Stunning photographs by a master photographer documenting the last of the steam locomotives. As a child, David Plowden was given a box camera, and before long he began to photograph railroad trains. As he matured and started on what would become a lifetime in photography, trains - specifically steam locomotives - became one of his passions, and then they were eclipsed by modern diesel locomotives.
(Fields of wheat, grain, and corn, farms, and grain elevat...)
Fields of wheat, grain, and corn, farms, and grain elevators became the subjects of his photographs. The best of his work over the past thirty-five years is presented here, impeccably reproduced in a generous format that does justice to the work of one of America’s foremost photographers and printmakers.
David Plowden earned a Bachelor of Arts from Yale University, New Haven, Connecticut, in 1955. After working for the Great Northern Railway in 1959, he studied under Minor White and Nathan Lyons and was an assistant to O. Winston Link and George Meluso.
David Plowden has held various teaching positions at Illinois Institute of Technology - Institute of Design, University of Iowa - School of Journalism, University of Baltimore, and Grand Valley State University. He has been an associate professor at the Institute of Design, Illinois Institute of Technology since 1978.
In 1995, David Plowden agreed to transfer the entire archive of his notes, negatives, and prints to the Beinecke Rare Book and Manuscript Library at Yale University at the end of his career.
In 2017, the Milwaukee School of Engineering Grohmann Museum exhibited his Steel: The Cycle of Industry collection and repackaged a photo book of the same name, which chronicles steel from its start as taconite pellet mines in Minnesota to the blast furnaces of Gary, Indiana, and from its shipment across the Great Lakes to the demise of the mills in places like Lackawanna, NY.
Plowden's photographs are characterized by their stark detail. In the steel mill photos, he attributed this to shots he would overexpose and underdevelop.
(An accomplished photographer of the American scene presen...)1994
(This beautiful volume is both a tribute to and a celebrat...)2007
(Whether built of stone, brick, wood, iron, steel, or conc...)2001
(The photographs were shot during 1970-1971 across all of ...)1972
(Fields of wheat, grain, and corn, farms, and grain elevat...)2013
(Stunning photographs by a master photographer documenting...)2010
Quotes from others about the person

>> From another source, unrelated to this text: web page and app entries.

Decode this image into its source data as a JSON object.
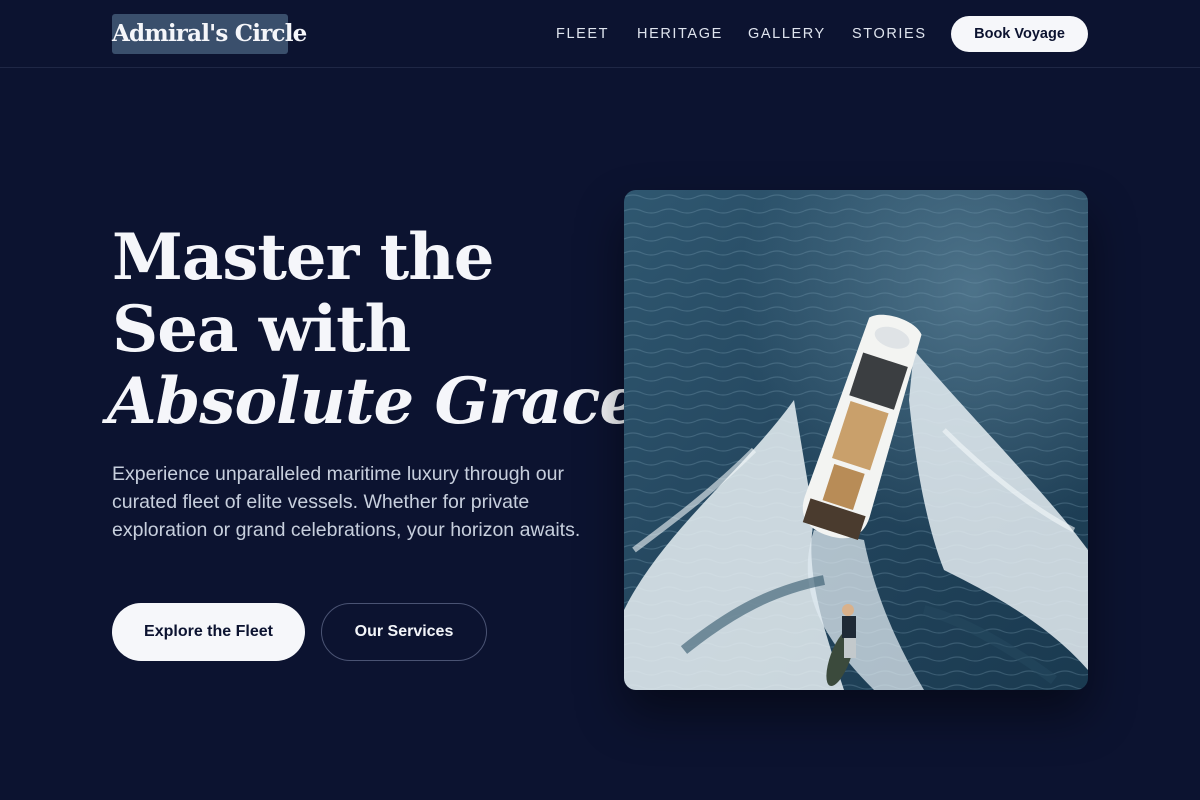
{
  "header": {
    "logo_text": "Admiral's Circle",
    "nav": [
      "FLEET",
      "HERITAGE",
      "GALLERY",
      "STORIES"
    ],
    "cta_label": "Book Voyage"
  },
  "hero": {
    "title_line1": "Master the",
    "title_line2": "Sea with",
    "title_line3": "Absolute Grace",
    "description": "Experience unparalleled maritime luxury through our curated fleet of elite vessels. Whether for private exploration or grand celebrations, your horizon awaits.",
    "primary_button": "Explore the Fleet",
    "secondary_button": "Our Services"
  },
  "colors": {
    "background": "#0c1330",
    "logo_bg": "#3a4f6c",
    "button_light": "#f6f7fa",
    "text_muted": "#c7cfdd",
    "water": "#24465e"
  }
}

Alan Trachtenberg (from the Introduction of Imprints): "The beauty to which Plowden’s eye often witnesses, and to which his art pledges its allegiance, gives a measure of the indignation aroused by scenes of beauty profaned and civility eclipsed. Taken individually, one at a time, Plowden’s pictures refresh the eye; they instruct, they remind, they warn, they engage us in dialogue about the state of our world. Cumulatively, they provide a memorable legacy of American imprints in their own right."
Keith F. Davis, Senior Curator of Photography at the Nelson-Atkins Museum of Art, Kansas City, MO: "He also shows us farmers, mechanics, and shop owners - the region’s dignified and resilient inhabitants. These images present a rich portrait of a way of life, a state of mind."
In July 1977, David Plowden married Sandra (née Schoellkopf). He lives in Winnetka, Illinois.